- [Your objective]: In the records below, find each line that holds "author" and return it.

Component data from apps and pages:
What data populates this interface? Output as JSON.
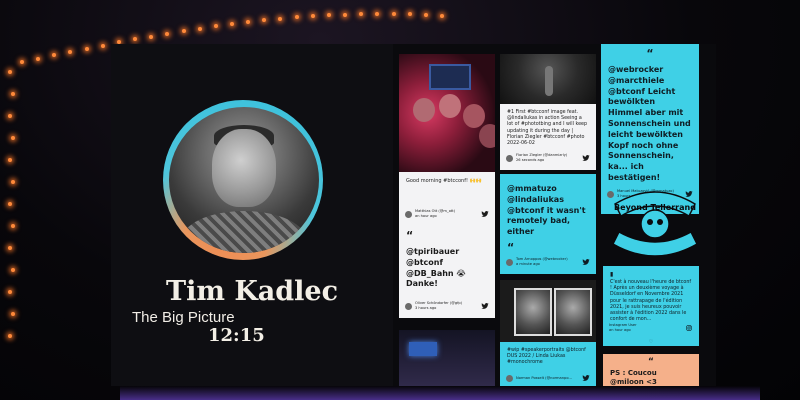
{
  "speaker": {
    "name": "Tim Kadlec",
    "talk_title": "The Big Picture",
    "time": "12:15"
  },
  "wall": {
    "tweets": [
      {
        "id": "good-morning",
        "text": "Good morning #btcconf! 🙌🙌",
        "author": "Matthias Ott (@m_ott)",
        "time": "an hour ago"
      },
      {
        "id": "first-image",
        "text": "#1 First #btcconf image feat. @lindaliukas in action Seeing a lot of #phototbing and I will keep updating it during the day | Florian Ziegler #btcconf #photo 2022-06-02",
        "author": "Florian Ziegler (@danmizrly)",
        "time": "26 seconds ago"
      },
      {
        "id": "webrocker",
        "text": "@webrocker @marcthiele @btconf Leicht bewölkten Himmel aber mit Sonnenschein und leicht bewölkten Kopf noch ohne Sonnenschein, ka... ich bestätigen!",
        "author": "Manuel Matuzović (@mmatuzo)",
        "time": "3 hours ago"
      },
      {
        "id": "mmatuzo",
        "text": "@mmatuzo @lindaliukas @btconf it wasn't remotely bad, either",
        "author": "Tom Arnoppos (@webrocker)",
        "time": "a minute ago"
      },
      {
        "id": "tpiribauer",
        "text": "@tpiribauer @btconf @DB_Bahn 😭 Danke!",
        "author": "Oliver Schöndorfer (@gfp)",
        "time": "3 hours ago"
      },
      {
        "id": "french",
        "text": "C'est à nouveau l'heure de btconf ! Après un deuxième voyage à Düsseldorf en Novembre 2021 pour le rattrapage de l'édition 2021, je suis heureux pouvoir assister à l'édition 2022 dans le confort de mon...",
        "author": "Instagram User",
        "time": "an hour ago"
      },
      {
        "id": "speakerportraits",
        "text": "#wip #speakerportraits @btconf DUS 2022 / Linda Liukas #monochrome",
        "author": "Norman Posselt (@normanpo...",
        "time": ""
      },
      {
        "id": "coucou",
        "text": "PS : Coucou @miloon <3",
        "author": "",
        "time": ""
      }
    ],
    "badge_text": "Beyond Tellerrand"
  },
  "colors": {
    "cyan": "#3fd0e6",
    "peach": "#f5b08a",
    "ring_orange": "#f08a52",
    "ring_cyan": "#35bfdc"
  },
  "icons": {
    "tweet": "twitter-bird-icon",
    "instagram": "instagram-icon",
    "heart": "heart-icon",
    "quote": "quote-icon"
  }
}
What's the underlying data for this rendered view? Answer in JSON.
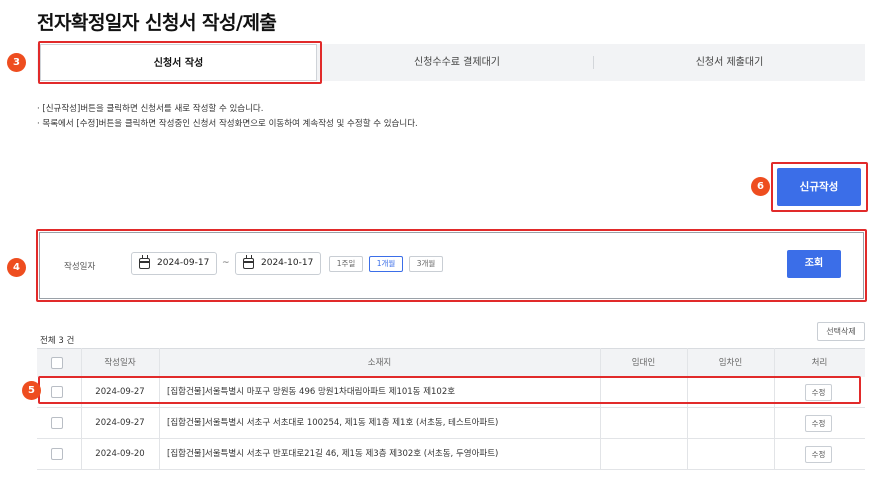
{
  "page": {
    "title": "전자확정일자 신청서 작성/제출"
  },
  "tabs": [
    {
      "label": "신청서 작성",
      "active": true
    },
    {
      "label": "신청수수료 결제대기",
      "active": false
    },
    {
      "label": "신청서 제출대기",
      "active": false
    }
  ],
  "markers": {
    "tabs": "3",
    "filter": "4",
    "row": "5",
    "new": "6"
  },
  "notes": [
    "· [신규작성]버튼을 클릭하면 신청서를 새로 작성할 수 있습니다.",
    "· 목록에서 [수정]버튼을 클릭하면 작성중인 신청서 작성화면으로 이동하여 계속작성 및 수정할 수 있습니다."
  ],
  "new_button": {
    "label": "신규작성"
  },
  "filter": {
    "label": "작성일자",
    "date_from": "2024-09-17",
    "date_to": "2024-10-17",
    "dash": "~",
    "periods": [
      {
        "label": "1주일",
        "selected": false
      },
      {
        "label": "1개월",
        "selected": true
      },
      {
        "label": "3개월",
        "selected": false
      }
    ],
    "search_label": "조회"
  },
  "list": {
    "total_text": "전체  3  건",
    "delete_label": "선택삭제"
  },
  "table": {
    "headers": {
      "date": "작성일자",
      "address": "소재지",
      "lessor": "임대인",
      "lessee": "임차인",
      "action": "처리"
    },
    "rows": [
      {
        "date": "2024-09-27",
        "address": "[집합건물]서울특별시 마포구 망원동 496 망원1차대림아파트 제101동 제102호",
        "lessor": "",
        "lessee": "",
        "action": "수정"
      },
      {
        "date": "2024-09-27",
        "address": "[집합건물]서울특별시 서초구 서초대로 100254, 제1동 제1층 제1호 (서초동, 테스트아파트)",
        "lessor": "",
        "lessee": "",
        "action": "수정"
      },
      {
        "date": "2024-09-20",
        "address": "[집합건물]서울특별시 서초구 반포대로21길 46, 제1동 제3층 제302호 (서초동, 두영아파트)",
        "lessor": "",
        "lessee": "",
        "action": "수정"
      }
    ]
  },
  "colors": {
    "accent": "#3b6ee8",
    "highlight": "#e12a2a",
    "marker": "#ee4d1f"
  }
}
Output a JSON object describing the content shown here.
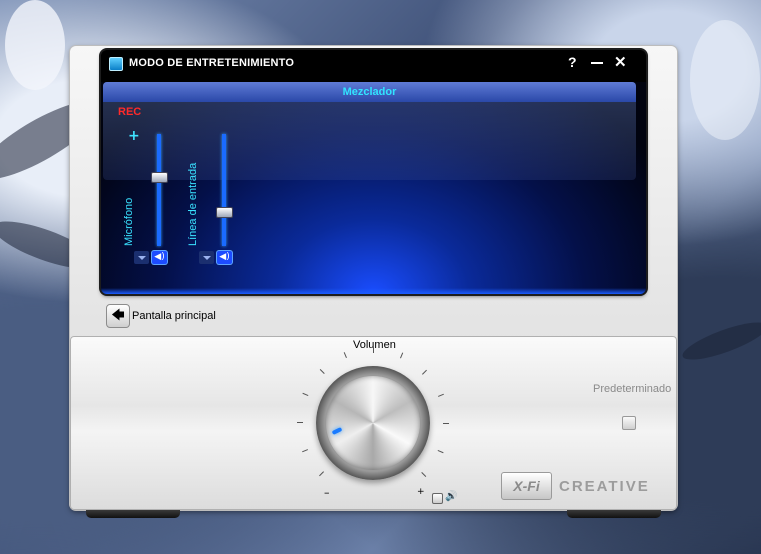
{
  "window": {
    "title": "MODO DE ENTRETENIMIENTO",
    "help_label": "?",
    "close_label": "✕"
  },
  "mixer": {
    "title": "Mezclador",
    "rec_label": "REC",
    "plus_label": "+",
    "channels": [
      {
        "label": "Micrófono",
        "level": 0.62
      },
      {
        "label": "Línea de entrada",
        "level": 0.3
      }
    ]
  },
  "nav": {
    "back_label": "Pantalla principal"
  },
  "volume": {
    "label": "Volumen",
    "minus_label": "–",
    "plus_label": "+",
    "mute_icon": "🔊"
  },
  "default_label": "Predeterminado",
  "brand": {
    "xfi": "X-Fi",
    "creative": "CREATIVE"
  },
  "icons": {
    "app": "audio-app-icon",
    "back": "arrow-left-icon",
    "speaker": "speaker-icon"
  },
  "colors": {
    "accent": "#39e2ff",
    "rec": "#ff2a2a",
    "slider": "#1a6bff"
  }
}
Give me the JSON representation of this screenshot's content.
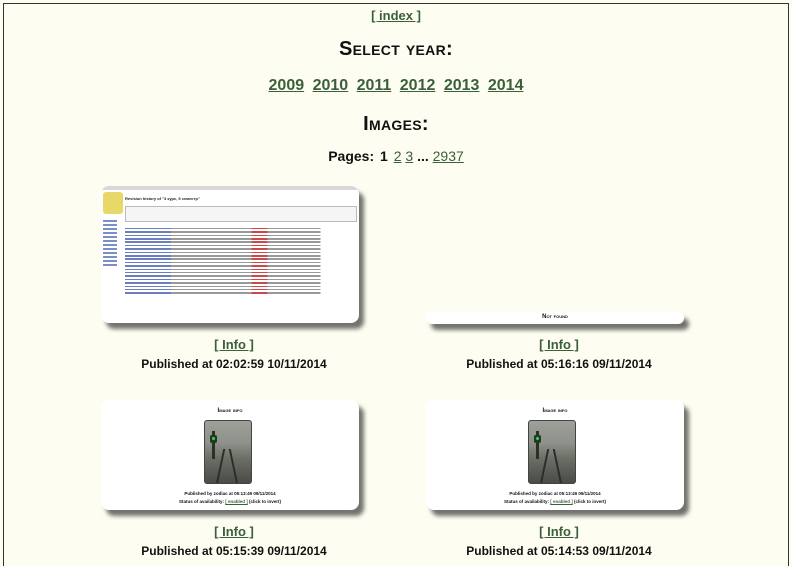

- [Answer to the problem]:
        "author": "Matthias Ott (@m_ott)",
        "author": "Florian Ziegler (@danmizrly)",
        "author": "Manuel Matuzović (@mmatuzo)",
        "author": "Tom Arnoppos (@webrocker)",
        "author": "Oliver Schöndorfer (@gfp)",
        "author": "Instagram User",
        "author": "Norman Posselt (@normanpo...",
        "author": "",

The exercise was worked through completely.